Harrison’s Principles of Internal Medicine is a textbook that has graced the shelves of untold thousands of medical students going back decades. Harrison’s Principles of Internal Medicine, now in its 20th edition, is a must-read for medical students and young internists. It has been called “the most recognized book in all of medicine.”
So says a group of researchers who found that Harrison’s and several other leading medical texts failed to disclose financial interests the authors had in the subject matter as well as payments they’d accepted from industry groups.
According to the study, authors for Harrison’s received more than $11 million between 2009 and 2013 from makers of drugs and medical devices — not a penny of which was disclosed to readers. One author, a physician, during that period received nearly $870,000 in funding, including for research, according to ProPublica’s Dollars For Docs database of payments to doctors from drug companies.
The researchers, led by Brian Piper, a neuroscientist at the Geisinger Commonwealth School of Medicine in Scranton, Pa., acknowledge that simply looking at patent awards and fees from biomedical companies doesn’t prove the existence of biased work. But they note that medical textbooks are enormously influential due to their perceived authority and the wide readership they receive

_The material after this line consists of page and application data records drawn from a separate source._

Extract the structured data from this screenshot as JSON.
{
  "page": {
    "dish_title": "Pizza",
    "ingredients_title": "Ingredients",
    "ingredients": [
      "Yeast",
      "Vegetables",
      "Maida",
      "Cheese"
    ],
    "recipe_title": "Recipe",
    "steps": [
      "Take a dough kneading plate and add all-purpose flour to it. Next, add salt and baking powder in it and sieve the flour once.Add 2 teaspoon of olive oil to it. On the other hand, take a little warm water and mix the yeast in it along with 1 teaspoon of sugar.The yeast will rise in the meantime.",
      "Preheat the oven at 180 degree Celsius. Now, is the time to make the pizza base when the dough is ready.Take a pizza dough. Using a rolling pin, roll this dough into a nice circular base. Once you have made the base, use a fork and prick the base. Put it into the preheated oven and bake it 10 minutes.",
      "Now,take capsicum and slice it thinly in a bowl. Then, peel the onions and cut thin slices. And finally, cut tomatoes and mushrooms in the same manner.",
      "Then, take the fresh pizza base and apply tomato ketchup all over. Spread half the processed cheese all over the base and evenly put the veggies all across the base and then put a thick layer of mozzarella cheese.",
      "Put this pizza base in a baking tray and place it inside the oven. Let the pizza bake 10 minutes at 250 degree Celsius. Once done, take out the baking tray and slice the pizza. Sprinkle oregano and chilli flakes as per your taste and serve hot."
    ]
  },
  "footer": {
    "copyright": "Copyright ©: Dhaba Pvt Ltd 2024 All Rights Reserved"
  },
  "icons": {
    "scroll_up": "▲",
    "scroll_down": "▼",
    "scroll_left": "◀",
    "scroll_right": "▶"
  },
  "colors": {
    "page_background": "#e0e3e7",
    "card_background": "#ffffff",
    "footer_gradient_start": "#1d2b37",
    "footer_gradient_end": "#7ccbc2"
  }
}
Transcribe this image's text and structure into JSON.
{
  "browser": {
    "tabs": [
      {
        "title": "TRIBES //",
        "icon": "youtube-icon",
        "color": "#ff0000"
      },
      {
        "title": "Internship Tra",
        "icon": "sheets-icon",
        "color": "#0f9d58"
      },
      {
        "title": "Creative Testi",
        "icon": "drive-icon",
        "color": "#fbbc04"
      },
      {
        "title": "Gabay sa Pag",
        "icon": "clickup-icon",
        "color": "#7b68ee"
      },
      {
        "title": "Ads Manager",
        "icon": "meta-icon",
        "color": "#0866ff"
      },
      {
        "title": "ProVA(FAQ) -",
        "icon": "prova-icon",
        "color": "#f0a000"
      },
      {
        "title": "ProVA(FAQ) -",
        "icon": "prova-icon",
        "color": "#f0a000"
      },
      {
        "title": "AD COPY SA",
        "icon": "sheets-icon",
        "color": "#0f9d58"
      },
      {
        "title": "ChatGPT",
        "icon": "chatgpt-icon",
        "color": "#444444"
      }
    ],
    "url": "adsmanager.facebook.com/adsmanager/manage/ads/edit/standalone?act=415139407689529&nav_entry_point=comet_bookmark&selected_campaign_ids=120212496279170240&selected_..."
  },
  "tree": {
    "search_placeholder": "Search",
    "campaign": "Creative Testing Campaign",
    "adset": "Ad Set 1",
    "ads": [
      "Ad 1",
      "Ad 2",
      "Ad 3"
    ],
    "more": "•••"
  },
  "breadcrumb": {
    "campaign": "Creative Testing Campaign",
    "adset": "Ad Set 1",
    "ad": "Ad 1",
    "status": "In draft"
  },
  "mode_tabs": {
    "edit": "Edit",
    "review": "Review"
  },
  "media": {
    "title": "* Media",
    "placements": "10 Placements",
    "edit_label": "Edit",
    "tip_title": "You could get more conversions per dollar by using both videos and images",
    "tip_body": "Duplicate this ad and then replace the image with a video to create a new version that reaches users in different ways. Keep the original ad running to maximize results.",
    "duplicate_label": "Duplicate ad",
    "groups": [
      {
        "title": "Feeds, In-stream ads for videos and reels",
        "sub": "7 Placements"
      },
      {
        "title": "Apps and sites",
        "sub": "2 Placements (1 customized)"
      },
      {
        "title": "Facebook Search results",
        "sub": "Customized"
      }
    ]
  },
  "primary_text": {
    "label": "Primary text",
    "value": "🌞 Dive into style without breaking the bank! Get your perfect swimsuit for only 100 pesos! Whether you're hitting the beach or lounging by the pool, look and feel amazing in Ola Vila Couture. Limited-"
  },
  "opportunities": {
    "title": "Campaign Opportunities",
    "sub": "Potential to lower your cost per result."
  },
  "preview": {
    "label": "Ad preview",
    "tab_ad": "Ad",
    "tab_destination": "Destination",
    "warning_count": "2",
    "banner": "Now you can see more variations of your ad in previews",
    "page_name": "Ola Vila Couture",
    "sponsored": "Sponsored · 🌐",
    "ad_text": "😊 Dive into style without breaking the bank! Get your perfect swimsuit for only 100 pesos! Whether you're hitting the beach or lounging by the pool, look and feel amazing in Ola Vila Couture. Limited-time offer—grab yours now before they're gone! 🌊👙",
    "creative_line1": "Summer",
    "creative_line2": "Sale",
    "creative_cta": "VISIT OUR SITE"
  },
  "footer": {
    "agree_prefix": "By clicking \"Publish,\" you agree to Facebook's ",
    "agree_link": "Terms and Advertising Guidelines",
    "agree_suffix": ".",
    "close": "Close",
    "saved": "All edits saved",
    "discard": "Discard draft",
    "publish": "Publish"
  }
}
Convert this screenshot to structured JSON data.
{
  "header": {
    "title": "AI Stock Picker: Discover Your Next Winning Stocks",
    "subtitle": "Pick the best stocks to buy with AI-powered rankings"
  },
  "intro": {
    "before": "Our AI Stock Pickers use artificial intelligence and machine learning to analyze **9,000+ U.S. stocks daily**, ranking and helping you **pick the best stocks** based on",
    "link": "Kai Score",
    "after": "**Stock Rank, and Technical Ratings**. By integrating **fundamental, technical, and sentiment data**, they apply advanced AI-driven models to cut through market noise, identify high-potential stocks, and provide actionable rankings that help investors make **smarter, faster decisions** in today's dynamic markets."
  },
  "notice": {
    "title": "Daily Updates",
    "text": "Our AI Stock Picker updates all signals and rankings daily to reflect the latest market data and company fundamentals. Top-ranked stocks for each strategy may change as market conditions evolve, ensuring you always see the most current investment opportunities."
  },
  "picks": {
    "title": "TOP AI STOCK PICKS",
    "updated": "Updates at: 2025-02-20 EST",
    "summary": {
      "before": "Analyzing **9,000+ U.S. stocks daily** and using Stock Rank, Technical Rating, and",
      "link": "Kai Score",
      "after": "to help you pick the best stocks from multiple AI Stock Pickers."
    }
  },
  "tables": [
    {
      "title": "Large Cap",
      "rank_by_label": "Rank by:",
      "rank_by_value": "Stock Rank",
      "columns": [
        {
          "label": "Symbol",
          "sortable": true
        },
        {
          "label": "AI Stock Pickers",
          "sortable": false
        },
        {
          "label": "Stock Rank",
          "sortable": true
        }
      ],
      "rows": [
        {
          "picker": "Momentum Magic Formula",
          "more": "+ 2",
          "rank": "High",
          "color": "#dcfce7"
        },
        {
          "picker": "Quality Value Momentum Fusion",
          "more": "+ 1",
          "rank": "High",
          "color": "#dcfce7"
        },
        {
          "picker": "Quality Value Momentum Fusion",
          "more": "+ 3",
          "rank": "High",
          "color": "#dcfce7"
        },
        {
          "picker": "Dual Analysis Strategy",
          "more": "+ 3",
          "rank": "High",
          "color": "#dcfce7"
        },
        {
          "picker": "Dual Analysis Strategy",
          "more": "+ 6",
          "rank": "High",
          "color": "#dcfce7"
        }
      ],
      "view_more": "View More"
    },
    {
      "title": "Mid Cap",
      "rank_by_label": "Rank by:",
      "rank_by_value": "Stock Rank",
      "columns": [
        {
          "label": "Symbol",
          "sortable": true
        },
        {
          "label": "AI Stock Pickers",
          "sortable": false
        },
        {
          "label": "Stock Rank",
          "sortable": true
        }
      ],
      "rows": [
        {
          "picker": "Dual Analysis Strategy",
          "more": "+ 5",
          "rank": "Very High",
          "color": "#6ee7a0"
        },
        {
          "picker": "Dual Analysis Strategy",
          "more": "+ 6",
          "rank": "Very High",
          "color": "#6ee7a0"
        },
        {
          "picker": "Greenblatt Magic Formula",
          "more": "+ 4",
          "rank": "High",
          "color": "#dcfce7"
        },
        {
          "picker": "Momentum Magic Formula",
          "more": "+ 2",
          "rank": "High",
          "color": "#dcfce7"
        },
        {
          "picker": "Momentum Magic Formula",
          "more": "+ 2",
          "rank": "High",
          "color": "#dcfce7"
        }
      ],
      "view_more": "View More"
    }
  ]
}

Some of the potential problems that these conflicts could present occur when textbooks recommend certain treatments, Piper said.
Piper and his colleagues recommend that textbook publishers adhere to the same disclosure standards that journals follow, making sure that readers know about relevant financial relationships.
“Medical textbooks widely used by students and young doctors are riddled with undeclared conflicts of interest, a study has found.
While virtually every leading medical journal now requires authors to declare any potential conflicts of interest, the same rules do not apply to textbooks widely used in the US, says a team from Bowdoin College in Brunswick, Maine, in findings published in AJOB Empirical Bioethics.1
The most striking example is Harrison’s Principles of Internal Medicine, now in its 20th edition. By searching a database of payments made to US doctors by 17 drug companies (ProPublica’s Dollars for Docs), the team found that contributors to the widely used textbook had received more than $11m (£7.9m; €8.9m) between 2009 and 2013 from drug and device manufacturers, none of it disclosed.
One contributor, identified as a male physician, received $856 067 over the period, the great majority being for research. Four of the top 10 recipients were oncologists, two were neurologists, and two endocrinologists. A second search showed that contributors to Harrison’s were often patent holders, an interest that also went undeclared.
A separate analysis for 2014 showed that one contributor had received $560 021 over a 17 month period, 90% of it for consulting and the rest for travel. He also held four patents. Seven of the top 10 earners in 2014 were men.
The study limited itself to textbooks published in the US and to doctors resident there, as the data source does not include payments to doctors overseas. The other textbooks the study looked at are less well known and include books on pharmacology, osteopathy, applied therapeutics, and dentistry. The payments to contributors to Harrisons far exceeded those to authors of the other books examined.
The study’s authors, led by Brian Piper, said that they wanted to discover whether more than 1000 contributors to the textbooks had patents or received payments sufficient to warrant disclosure. “The answer is clearly in the affirmative,” they said.
Setting the results in context, they pointed out that earlier studies had shown that more than half the contributors to guidelines on cardiology had conflicts of interest and that three quarters of US physicians in cardiology or neurosurgery also had conflicts. Payments should not be used to stigmatise recipients, but they urged that “full transparency should become a standard practice among the authors of biomedical educational materials.”
Talking to the US health news website STAT, Piper said that after six years of doing this kind of study he was not surprised by the findings. “However, we continue to be surprised that the publishers and authors of medical textbooks do not have the same transparency standards about conflicts of interest that have become widely accepted for clinical trials and other primary sources,” he said.
McGraw-Hill, publisher of Harrison’s, did not respond to STAT’s request for comment.